On Oct 9, 2020, RBI gave a lot of reason to the markets for cheer and hope. It took several steps to ensure that economic revival is not curtailed for the lack of funds.
However, as you also know, in the wake of higher than expected inflation, the central bank did not cut policy rates (repo, reverse repo and bank rates).
For savers, this is a respite, specially after a long period of constant rate cuts.
I still get calls about how a bank FD gives 5% or less now. In fact, liquid funds are about 4 to 5% a year. Hopefully, these rates will stay there and not move downwards.
Having said that, for sovereign bonds (Govt securities of Centre and States) as well as AAA rated corporate bonds, the rates are likely to go down a tiny bit.
That doesn’t mean you step out into the woods for higher yields and adventure.
Safety and liquidity is still the key.
So, in deciding your debt mutual fund investments prefer liquid, ultra short, money market or short term debt. You may even consider dynamic bond funds with low to medium duration. High credit quality remains the most important filter.
Your PPF and EPF investments can continue. If you are closer to retirement, your VPF (if available) bucket can also take on some of the savings.
It is needless to remind that you investments should be aligned to your plan and your asset allocation.
On the other hand, if you are planning to take a home loan, you may be surprised with lower interest rates.

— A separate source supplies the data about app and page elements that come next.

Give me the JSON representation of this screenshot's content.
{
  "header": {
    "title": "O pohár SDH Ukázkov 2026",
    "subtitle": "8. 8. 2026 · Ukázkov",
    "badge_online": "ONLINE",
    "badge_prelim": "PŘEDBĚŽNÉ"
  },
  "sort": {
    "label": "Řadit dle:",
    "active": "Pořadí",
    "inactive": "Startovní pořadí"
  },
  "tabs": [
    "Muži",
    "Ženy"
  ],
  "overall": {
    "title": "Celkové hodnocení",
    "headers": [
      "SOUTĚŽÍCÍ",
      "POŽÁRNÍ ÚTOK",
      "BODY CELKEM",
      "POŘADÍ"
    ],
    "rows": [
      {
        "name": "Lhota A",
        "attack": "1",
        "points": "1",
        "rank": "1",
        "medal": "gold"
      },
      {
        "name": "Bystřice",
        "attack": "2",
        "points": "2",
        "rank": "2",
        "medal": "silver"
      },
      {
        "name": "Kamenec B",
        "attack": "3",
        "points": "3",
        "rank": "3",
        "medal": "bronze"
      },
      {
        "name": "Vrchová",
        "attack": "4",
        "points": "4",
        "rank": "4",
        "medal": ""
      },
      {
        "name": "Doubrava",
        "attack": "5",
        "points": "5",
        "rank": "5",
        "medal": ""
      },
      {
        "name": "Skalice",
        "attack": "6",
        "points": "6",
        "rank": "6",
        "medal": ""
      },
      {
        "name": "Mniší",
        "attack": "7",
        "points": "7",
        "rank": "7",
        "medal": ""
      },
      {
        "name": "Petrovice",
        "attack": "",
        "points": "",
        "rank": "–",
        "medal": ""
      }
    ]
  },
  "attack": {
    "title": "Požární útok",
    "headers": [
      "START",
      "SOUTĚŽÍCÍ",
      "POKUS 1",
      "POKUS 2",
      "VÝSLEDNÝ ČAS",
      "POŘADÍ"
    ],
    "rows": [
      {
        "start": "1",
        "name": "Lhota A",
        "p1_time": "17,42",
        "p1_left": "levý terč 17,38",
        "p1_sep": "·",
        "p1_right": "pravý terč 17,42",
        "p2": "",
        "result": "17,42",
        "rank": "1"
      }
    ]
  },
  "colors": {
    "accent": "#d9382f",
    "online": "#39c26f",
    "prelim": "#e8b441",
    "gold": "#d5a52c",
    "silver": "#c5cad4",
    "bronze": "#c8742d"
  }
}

RBI has changed the exposure margin requirements for home loans which can possibly translate into more attractive rates and EMIs for you.
TIP: You can use the PMT formula in Excel or Google Sheets to determine your loan repayment instalment aka EMI.
Open the sheet and start with an equal to sign. Then enter the following variables.
=PMT(Annual rate of interest / 12, no. of months, – loan amount,,)
For a home loan of Rs. 30 lakhs at 6% annual rate for 20 years, this is how the formula works
This should result in Rs. 21,492.93, which is your EMI amount.
All the best!